For public benefit entities – (for example charities, schools and government bodies) – Four “tiers” of financial reporting rules exist.
Click here to see a diagram to help you navigate through the new financial reporting frameworks.
For profit entities
Reduced obligations for small to medium sized companies
Most companies will no longer be required to prepare general purpose financial statements i.e. follow legally mandated accounting standards.
Going forward, New Zealand companies will only be required to prepare general purpose financial statements if they are:
- a FMC reporting entity – a new term that includes most entities previously known as issuers – but also catches other investment management entities. The rules around this are not straightforward – and certainly if you have raised capital from the public or operation on the financial services sector you should seek calarification of your status.
- For locally owned companies: Where revenue exceeds $30m or your assets $60m
- For overseas companies or subsidiaries of overseas companys: Where revenue exceed $10m or your assets $20m
- public entities (e.g. SOE’s)
- have 10 or more shareholders (though can opt out with a 95% majority vote); or

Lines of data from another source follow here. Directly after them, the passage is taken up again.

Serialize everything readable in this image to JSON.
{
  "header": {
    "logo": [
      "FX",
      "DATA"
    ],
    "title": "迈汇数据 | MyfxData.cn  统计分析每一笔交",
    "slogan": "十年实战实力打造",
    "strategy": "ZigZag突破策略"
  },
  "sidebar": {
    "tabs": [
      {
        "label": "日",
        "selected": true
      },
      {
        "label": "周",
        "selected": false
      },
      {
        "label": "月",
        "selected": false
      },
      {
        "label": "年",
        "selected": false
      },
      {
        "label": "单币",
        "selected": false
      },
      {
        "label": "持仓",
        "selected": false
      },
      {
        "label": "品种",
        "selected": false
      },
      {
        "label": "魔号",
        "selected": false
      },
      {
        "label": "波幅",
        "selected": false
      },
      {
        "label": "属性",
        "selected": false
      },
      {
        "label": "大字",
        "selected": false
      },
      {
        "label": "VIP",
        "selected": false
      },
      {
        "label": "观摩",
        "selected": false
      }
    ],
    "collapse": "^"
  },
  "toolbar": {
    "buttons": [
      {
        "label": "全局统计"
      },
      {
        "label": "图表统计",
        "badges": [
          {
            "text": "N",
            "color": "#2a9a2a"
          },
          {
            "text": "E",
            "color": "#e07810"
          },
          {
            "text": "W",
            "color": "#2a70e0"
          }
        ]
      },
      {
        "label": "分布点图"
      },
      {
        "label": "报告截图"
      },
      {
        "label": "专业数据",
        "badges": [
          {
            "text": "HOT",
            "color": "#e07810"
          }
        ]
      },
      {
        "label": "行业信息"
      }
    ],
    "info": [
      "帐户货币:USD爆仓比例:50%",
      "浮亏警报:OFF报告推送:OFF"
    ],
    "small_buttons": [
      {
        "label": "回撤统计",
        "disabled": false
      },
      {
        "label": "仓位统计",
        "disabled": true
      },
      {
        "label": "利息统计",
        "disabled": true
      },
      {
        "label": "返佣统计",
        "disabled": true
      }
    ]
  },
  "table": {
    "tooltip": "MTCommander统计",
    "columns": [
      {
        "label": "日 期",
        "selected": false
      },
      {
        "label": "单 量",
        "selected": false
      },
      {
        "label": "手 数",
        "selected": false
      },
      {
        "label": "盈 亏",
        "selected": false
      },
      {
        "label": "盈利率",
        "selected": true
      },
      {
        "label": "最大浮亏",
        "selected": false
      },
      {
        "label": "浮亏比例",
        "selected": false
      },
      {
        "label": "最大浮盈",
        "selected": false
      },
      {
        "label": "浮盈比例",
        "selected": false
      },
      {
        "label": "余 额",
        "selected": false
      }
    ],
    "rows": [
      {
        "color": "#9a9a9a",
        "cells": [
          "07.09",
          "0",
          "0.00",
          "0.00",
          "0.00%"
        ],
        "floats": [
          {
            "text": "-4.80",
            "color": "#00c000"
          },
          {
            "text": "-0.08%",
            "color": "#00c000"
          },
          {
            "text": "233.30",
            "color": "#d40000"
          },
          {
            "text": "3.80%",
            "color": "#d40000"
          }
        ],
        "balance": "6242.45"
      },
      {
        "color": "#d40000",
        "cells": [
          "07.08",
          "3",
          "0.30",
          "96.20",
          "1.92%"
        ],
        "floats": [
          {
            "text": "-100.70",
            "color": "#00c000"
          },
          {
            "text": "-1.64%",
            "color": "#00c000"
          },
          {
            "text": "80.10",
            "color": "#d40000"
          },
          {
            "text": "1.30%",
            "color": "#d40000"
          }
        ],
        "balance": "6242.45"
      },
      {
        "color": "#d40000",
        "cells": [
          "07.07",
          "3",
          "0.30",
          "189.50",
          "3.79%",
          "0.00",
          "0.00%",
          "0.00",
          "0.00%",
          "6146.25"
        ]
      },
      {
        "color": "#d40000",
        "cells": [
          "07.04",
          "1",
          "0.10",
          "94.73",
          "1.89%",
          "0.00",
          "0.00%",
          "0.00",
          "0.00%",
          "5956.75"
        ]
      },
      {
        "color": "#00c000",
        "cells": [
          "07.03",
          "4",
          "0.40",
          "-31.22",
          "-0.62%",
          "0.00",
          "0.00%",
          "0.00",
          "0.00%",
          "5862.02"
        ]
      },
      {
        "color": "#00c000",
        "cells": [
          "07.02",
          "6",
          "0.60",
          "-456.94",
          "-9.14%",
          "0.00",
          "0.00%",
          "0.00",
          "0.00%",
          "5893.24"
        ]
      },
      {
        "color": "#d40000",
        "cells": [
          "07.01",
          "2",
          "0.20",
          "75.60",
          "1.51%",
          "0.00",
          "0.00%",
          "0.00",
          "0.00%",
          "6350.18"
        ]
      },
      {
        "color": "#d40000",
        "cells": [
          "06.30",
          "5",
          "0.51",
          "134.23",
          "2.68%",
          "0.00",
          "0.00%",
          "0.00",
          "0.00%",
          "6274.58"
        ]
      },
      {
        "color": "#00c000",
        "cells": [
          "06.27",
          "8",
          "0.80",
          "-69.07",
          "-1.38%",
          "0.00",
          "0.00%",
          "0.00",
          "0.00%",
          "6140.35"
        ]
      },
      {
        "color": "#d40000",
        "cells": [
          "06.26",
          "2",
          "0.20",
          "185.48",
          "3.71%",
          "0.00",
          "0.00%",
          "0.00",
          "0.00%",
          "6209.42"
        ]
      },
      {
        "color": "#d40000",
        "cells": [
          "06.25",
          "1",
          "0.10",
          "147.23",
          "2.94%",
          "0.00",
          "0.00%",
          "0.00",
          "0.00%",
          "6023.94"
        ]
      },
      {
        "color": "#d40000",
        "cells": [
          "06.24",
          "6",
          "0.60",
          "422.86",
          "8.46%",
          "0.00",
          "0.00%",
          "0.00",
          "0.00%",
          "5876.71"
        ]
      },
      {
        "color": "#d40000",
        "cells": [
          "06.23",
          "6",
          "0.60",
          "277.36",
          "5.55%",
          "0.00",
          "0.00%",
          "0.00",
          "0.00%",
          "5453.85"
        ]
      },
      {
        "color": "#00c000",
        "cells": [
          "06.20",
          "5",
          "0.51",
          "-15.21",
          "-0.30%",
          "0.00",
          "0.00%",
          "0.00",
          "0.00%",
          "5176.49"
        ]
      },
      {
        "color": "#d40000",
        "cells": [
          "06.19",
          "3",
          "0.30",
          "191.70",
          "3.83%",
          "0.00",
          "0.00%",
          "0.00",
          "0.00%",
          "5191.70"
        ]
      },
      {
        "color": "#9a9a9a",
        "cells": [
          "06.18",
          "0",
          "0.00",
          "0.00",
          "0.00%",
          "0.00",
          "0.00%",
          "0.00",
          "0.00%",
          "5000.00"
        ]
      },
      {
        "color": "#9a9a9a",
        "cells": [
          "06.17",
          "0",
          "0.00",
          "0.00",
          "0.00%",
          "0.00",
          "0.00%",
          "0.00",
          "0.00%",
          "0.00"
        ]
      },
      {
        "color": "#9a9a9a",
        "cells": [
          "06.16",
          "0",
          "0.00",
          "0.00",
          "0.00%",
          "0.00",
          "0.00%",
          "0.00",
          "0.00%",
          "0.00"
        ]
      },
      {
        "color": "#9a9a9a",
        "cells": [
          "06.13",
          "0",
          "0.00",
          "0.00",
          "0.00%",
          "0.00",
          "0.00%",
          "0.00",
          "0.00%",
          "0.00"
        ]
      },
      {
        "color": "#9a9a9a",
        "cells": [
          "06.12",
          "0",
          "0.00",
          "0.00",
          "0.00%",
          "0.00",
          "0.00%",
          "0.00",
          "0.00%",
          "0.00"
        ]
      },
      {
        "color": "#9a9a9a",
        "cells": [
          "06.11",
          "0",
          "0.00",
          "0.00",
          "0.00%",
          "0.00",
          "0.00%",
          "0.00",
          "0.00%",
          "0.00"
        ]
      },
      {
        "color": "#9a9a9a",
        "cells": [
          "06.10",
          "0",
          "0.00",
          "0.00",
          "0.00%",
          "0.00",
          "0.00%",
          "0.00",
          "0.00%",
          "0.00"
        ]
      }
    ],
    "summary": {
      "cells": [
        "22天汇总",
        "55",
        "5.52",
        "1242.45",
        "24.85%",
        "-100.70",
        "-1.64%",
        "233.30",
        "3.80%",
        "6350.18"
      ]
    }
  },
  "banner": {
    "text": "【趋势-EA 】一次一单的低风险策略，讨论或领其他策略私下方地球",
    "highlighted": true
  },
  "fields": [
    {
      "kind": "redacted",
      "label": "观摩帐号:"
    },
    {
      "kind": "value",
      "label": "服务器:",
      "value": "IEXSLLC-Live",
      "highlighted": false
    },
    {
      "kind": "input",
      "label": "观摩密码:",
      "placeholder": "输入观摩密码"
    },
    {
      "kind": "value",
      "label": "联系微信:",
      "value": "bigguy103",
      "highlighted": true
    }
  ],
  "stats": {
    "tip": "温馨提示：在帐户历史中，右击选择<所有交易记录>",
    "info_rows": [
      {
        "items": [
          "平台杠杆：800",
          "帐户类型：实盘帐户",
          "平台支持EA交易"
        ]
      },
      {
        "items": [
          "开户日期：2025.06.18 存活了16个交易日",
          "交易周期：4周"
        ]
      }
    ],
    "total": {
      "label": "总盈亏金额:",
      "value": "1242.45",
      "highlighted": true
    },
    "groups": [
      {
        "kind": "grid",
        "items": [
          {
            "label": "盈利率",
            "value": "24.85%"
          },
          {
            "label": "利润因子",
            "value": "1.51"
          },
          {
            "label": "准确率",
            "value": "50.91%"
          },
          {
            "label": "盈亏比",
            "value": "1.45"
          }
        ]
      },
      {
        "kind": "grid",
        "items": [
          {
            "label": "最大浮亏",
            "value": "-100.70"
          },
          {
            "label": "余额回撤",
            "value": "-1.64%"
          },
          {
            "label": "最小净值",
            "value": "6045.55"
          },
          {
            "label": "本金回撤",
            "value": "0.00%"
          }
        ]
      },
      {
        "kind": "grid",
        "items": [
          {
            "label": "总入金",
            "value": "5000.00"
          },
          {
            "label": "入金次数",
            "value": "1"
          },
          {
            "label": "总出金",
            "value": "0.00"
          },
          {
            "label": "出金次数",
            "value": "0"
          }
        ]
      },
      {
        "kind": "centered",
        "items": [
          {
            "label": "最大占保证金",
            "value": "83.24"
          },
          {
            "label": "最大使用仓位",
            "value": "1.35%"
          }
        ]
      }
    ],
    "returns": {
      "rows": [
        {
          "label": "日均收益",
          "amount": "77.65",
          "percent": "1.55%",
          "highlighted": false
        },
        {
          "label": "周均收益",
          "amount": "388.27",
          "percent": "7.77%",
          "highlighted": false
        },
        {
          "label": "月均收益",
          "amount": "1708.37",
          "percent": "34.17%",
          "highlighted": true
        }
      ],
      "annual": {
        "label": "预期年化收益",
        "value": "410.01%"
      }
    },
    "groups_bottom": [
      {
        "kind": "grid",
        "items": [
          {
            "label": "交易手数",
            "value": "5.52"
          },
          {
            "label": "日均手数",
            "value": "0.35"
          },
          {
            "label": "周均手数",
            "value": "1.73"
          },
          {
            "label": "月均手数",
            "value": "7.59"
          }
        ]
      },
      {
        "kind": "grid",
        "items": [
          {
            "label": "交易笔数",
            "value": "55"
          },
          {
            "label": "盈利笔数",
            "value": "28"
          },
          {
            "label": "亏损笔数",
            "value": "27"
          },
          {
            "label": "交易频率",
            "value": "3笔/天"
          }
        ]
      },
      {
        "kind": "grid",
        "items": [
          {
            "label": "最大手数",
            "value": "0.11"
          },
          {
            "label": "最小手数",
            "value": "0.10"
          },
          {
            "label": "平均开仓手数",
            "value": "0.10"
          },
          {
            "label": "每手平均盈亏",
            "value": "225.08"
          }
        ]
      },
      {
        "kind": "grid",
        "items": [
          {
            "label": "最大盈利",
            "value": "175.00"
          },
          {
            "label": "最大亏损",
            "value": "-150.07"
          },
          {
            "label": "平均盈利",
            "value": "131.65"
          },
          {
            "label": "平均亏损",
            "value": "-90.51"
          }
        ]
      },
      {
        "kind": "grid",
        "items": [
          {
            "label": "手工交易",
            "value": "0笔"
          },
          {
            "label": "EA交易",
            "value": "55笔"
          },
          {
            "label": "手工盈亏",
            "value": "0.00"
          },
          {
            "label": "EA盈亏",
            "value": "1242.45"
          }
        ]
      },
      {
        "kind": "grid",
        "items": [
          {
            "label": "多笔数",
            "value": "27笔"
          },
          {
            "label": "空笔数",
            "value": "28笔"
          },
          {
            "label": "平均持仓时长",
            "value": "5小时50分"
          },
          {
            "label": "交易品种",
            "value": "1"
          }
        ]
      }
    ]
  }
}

- have fewer than 10 shareholders and have opted to (5% shareholders individually or collectively can require this by requesting in writing)
More than 90% of NZ companies will therefore not be required to prepare general purpose financial statements at all.

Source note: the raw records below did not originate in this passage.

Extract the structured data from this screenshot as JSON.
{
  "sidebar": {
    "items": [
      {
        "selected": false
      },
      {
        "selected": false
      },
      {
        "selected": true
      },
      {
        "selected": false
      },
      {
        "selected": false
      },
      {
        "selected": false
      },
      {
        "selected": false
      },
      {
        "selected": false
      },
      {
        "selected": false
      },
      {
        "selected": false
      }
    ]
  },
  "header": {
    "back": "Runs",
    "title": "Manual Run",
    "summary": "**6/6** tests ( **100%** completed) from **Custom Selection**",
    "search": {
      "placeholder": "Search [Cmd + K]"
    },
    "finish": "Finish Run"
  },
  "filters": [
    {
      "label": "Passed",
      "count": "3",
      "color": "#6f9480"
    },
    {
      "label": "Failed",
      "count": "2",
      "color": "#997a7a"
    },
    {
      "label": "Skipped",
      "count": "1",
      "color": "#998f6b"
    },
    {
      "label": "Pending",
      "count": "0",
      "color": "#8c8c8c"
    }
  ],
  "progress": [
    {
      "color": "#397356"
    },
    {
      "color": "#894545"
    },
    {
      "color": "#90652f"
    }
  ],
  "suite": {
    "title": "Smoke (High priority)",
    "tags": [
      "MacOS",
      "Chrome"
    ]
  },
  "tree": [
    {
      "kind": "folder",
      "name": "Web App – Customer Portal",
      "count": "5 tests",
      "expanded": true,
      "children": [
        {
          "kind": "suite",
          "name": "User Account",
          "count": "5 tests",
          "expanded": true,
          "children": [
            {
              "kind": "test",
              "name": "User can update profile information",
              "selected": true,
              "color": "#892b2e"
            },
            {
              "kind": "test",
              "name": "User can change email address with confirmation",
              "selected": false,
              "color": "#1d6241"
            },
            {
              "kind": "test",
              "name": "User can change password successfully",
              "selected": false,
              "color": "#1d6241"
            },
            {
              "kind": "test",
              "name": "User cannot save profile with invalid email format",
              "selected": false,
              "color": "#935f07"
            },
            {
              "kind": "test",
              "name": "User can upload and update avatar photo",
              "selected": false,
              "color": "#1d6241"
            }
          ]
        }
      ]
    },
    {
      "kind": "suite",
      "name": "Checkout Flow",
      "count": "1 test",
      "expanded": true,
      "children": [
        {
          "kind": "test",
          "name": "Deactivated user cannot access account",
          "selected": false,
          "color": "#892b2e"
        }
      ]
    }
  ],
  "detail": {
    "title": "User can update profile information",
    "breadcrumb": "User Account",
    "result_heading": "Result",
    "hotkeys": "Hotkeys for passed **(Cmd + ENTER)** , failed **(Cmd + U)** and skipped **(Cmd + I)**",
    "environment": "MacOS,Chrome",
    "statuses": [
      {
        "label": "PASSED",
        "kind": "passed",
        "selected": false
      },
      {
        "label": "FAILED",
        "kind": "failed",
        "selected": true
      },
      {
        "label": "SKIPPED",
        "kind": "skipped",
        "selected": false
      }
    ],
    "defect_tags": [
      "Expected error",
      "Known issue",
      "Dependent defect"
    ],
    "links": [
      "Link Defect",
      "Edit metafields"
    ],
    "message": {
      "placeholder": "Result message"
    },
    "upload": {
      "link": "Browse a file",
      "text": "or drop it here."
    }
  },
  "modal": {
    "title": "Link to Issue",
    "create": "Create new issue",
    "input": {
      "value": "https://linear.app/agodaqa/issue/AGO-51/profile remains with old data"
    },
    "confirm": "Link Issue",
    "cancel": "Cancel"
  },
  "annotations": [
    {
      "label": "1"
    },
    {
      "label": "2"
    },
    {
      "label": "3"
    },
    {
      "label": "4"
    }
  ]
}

However, this doesn’t mean that financial statements don’t have to be prepared. Companies will still be required to prepare financial statements at least to a minimum standard specified by Inland Revenue Department. Using solely the IRD requirements should see a reduction in the amount of disclosure required to be contained within the financial statements – particularly where companies had previously prepared financial statements under the more complex NZ IFRS standards.

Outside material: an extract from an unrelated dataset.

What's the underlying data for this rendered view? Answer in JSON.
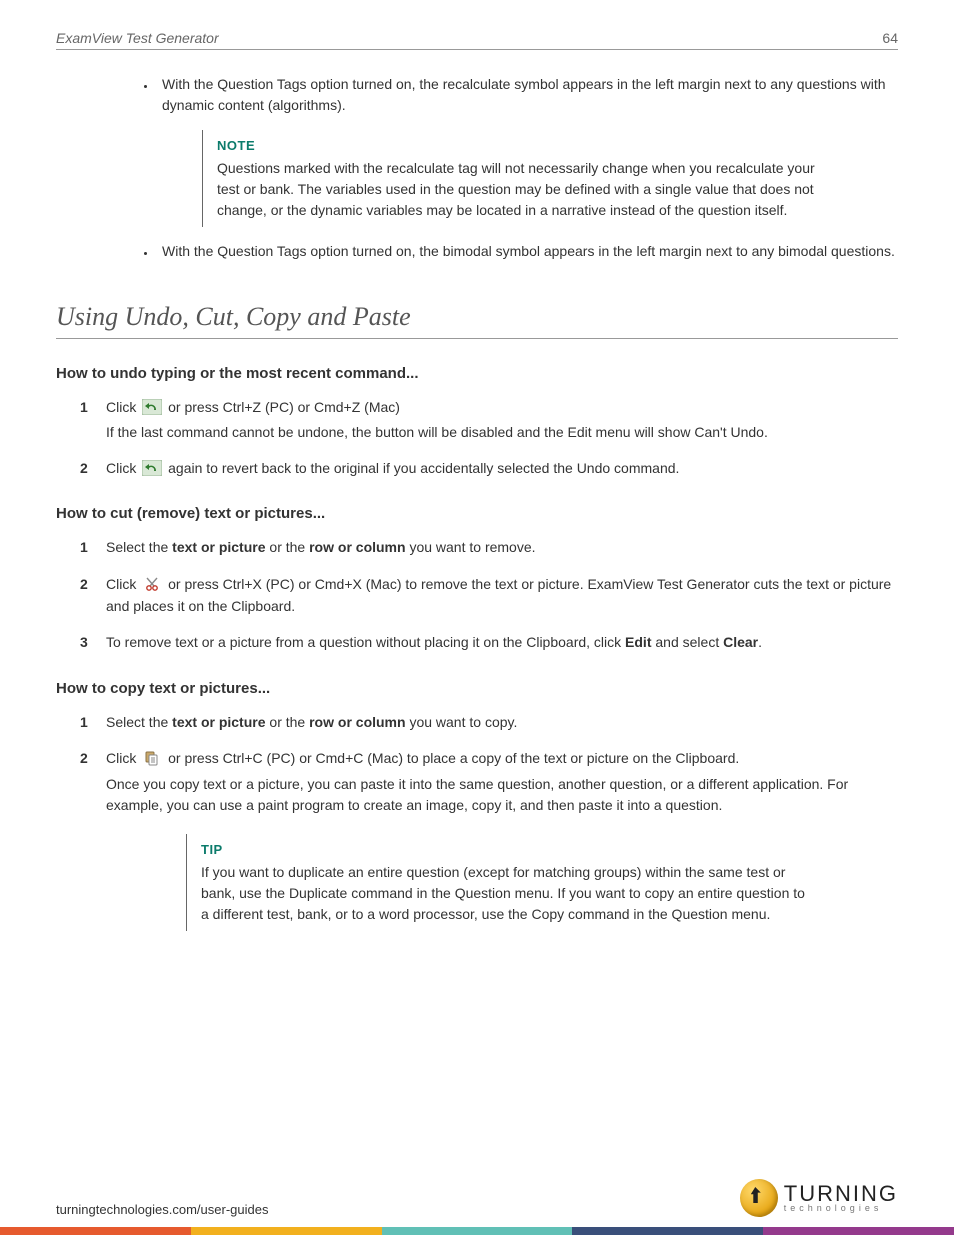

Businesses also need consider if there are any contractual or other requirements to prepare financial statements under generally accepted accounting practice – for instance, in their banking arrangements or the terms of any earn-out arrangements. Often such agreements refer to “Generally accepted accounting practice” or will refer to the legacy Financial Reporting Act 1993 -which may no longer be appropriate.
Less financial statements to file and shorter deadlines
Only FMC Reporting Entities, large overseas companies, large subsidiaries of overseas companies, and large New Zealand companies with 25% or more overseas ownership will need to file. (For periods commencing after 1 April 2014.)
Previously, five months and twenty working days was the deadline for all entities that were required to file. This deadline is now four months for FMC Reporting Entities and five months for others still required to file.
Public benefit entities
Mandatory compliance with GAAP for charities
For charities, compliance with the appropriate tier of financial reporting will become mandatory for period commencing after 1 April 2015. There’s been a great divergence in the quality of financial reporting by charities to date – which is hoped to be resolved by mandating compliance. These changes will bring a robustness of charities financial reporting – something of national importance given the scale of the “third” sector within New Zealand. The degree of change from reporting under the new tiers for public sector and not for profit entities will vary considerably – depending on the framework.